● **What you need to do**
Each entry, in full: reproduce it exactly.

[Supplied data Boundary: Start]

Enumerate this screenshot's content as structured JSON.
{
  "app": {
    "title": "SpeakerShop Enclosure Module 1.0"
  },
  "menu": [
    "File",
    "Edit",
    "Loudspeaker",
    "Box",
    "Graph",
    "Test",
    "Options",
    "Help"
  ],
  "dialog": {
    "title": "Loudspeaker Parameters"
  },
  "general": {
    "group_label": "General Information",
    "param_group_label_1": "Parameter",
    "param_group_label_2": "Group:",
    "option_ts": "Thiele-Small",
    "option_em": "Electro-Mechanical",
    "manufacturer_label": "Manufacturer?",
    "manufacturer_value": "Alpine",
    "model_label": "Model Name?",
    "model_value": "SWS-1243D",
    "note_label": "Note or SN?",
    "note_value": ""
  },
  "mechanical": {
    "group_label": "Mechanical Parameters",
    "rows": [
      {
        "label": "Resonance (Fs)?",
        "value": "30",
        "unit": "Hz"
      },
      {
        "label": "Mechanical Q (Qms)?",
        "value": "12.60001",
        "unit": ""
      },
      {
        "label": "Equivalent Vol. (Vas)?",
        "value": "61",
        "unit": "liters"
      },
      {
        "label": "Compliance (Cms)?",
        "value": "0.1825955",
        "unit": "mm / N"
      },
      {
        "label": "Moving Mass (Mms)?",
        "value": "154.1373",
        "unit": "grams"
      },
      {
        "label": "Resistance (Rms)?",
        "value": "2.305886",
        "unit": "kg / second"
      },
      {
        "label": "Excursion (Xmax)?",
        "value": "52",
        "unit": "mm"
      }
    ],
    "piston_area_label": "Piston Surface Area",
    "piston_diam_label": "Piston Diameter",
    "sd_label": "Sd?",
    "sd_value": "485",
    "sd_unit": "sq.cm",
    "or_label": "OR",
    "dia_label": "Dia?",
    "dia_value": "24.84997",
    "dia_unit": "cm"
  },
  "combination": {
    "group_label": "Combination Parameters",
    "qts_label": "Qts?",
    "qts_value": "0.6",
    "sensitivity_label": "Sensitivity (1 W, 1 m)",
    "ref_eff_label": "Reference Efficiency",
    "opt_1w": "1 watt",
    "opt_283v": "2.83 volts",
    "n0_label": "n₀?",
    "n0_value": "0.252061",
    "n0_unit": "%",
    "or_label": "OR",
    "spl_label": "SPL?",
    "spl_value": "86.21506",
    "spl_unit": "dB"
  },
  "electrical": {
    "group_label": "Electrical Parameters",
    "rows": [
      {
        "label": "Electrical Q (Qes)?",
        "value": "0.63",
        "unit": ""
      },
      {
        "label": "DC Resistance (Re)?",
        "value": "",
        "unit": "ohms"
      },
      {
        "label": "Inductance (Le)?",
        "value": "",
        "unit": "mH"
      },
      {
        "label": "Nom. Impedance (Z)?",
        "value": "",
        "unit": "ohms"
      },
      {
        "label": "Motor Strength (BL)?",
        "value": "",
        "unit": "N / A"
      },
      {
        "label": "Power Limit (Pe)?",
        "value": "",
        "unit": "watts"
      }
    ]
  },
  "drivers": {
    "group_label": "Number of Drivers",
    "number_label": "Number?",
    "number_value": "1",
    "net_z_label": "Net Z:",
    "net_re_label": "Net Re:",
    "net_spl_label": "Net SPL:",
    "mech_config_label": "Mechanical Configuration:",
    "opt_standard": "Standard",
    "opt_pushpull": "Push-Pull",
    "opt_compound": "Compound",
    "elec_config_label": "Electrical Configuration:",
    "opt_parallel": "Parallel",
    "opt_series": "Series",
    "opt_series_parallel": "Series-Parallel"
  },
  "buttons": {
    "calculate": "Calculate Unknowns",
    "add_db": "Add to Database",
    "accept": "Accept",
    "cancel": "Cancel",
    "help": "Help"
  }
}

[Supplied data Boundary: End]

● **Solution for this task**
Enumerate this screenshot's content as structured JSON.
{
  "app": {
    "title": "SpeakerShop Enclosure Module 1.0"
  },
  "menu": [
    "File",
    "Edit",
    "Loudspeaker",
    "Box",
    "Graph",
    "Test",
    "Options",
    "Help"
  ],
  "dialog": {
    "title": "Loudspeaker Parameters"
  },
  "general": {
    "group_label": "General Information",
    "param_group_label_1": "Parameter",
    "param_group_label_2": "Group:",
    "option_ts": "Thiele-Small",
    "option_em": "Electro-Mechanical",
    "manufacturer_label": "Manufacturer?",
    "manufacturer_value": "Alpine",
    "model_label": "Model Name?",
    "model_value": "SWS-1243D",
    "note_label": "Note or SN?",
    "note_value": ""
  },
  "mechanical": {
    "group_label": "Mechanical Parameters",
    "rows": [
      {
        "label": "Resonance (Fs)?",
        "value": "30",
        "unit": "Hz"
      },
      {
        "label": "Mechanical Q (Qms)?",
        "value": "12.60001",
        "unit": ""
      },
      {
        "label": "Equivalent Vol. (Vas)?",
        "value": "61",
        "unit": "liters"
      },
      {
        "label": "Compliance (Cms)?",
        "value": "0.1825955",
        "unit": "mm / N"
      },
      {
        "label": "Moving Mass (Mms)?",
        "value": "154.1373",
        "unit": "grams"
      },
      {
        "label": "Resistance (Rms)?",
        "value": "2.305886",
        "unit": "kg / second"
      },
      {
        "label": "Excursion (Xmax)?",
        "value": "52",
        "unit": "mm"
      }
    ],
    "piston_area_label": "Piston Surface Area",
    "piston_diam_label": "Piston Diameter",
    "sd_label": "Sd?",
    "sd_value": "485",
    "sd_unit": "sq.cm",
    "or_label": "OR",
    "dia_label": "Dia?",
    "dia_value": "24.84997",
    "dia_unit": "cm"
  },
  "combination": {
    "group_label": "Combination Parameters",
    "qts_label": "Qts?",
    "qts_value": "0.6",
    "sensitivity_label": "Sensitivity (1 W, 1 m)",
    "ref_eff_label": "Reference Efficiency",
    "opt_1w": "1 watt",
    "opt_283v": "2.83 volts",
    "n0_label": "n₀?",
    "n0_value": "0.252061",
    "n0_unit": "%",
    "or_label": "OR",
    "spl_label": "SPL?",
    "spl_value": "86.21506",
    "spl_unit": "dB"
  },
  "electrical": {
    "group_label": "Electrical Parameters",
    "rows": [
      {
        "label": "Electrical Q (Qes)?",
        "value": "0.63",
        "unit": ""
      },
      {
        "label": "DC Resistance (Re)?",
        "value": "",
        "unit": "ohms"
      },
      {
        "label": "Inductance (Le)?",
        "value": "",
        "unit": "mH"
      },
      {
        "label": "Nom. Impedance (Z)?",
        "value": "",
        "unit": "ohms"
      },
      {
        "label": "Motor Strength (BL)?",
        "value": "",
        "unit": "N / A"
      },
      {
        "label": "Power Limit (Pe)?",
        "value": "",
        "unit": "watts"
      }
    ]
  },
  "drivers": {
    "group_label": "Number of Drivers",
    "number_label": "Number?",
    "number_value": "1",
    "net_z_label": "Net Z:",
    "net_re_label": "Net Re:",
    "net_spl_label": "Net SPL:",
    "mech_config_label": "Mechanical Configuration:",
    "opt_standard": "Standard",
    "opt_pushpull": "Push-Pull",
    "opt_compound": "Compound",
    "elec_config_label": "Electrical Configuration:",
    "opt_parallel": "Parallel",
    "opt_series": "Series",
    "opt_series_parallel": "Series-Parallel"
  },
  "buttons": {
    "calculate": "Calculate Unknowns",
    "add_db": "Add to Database",
    "accept": "Accept",
    "cancel": "Cancel",
    "help": "Help"
  }
}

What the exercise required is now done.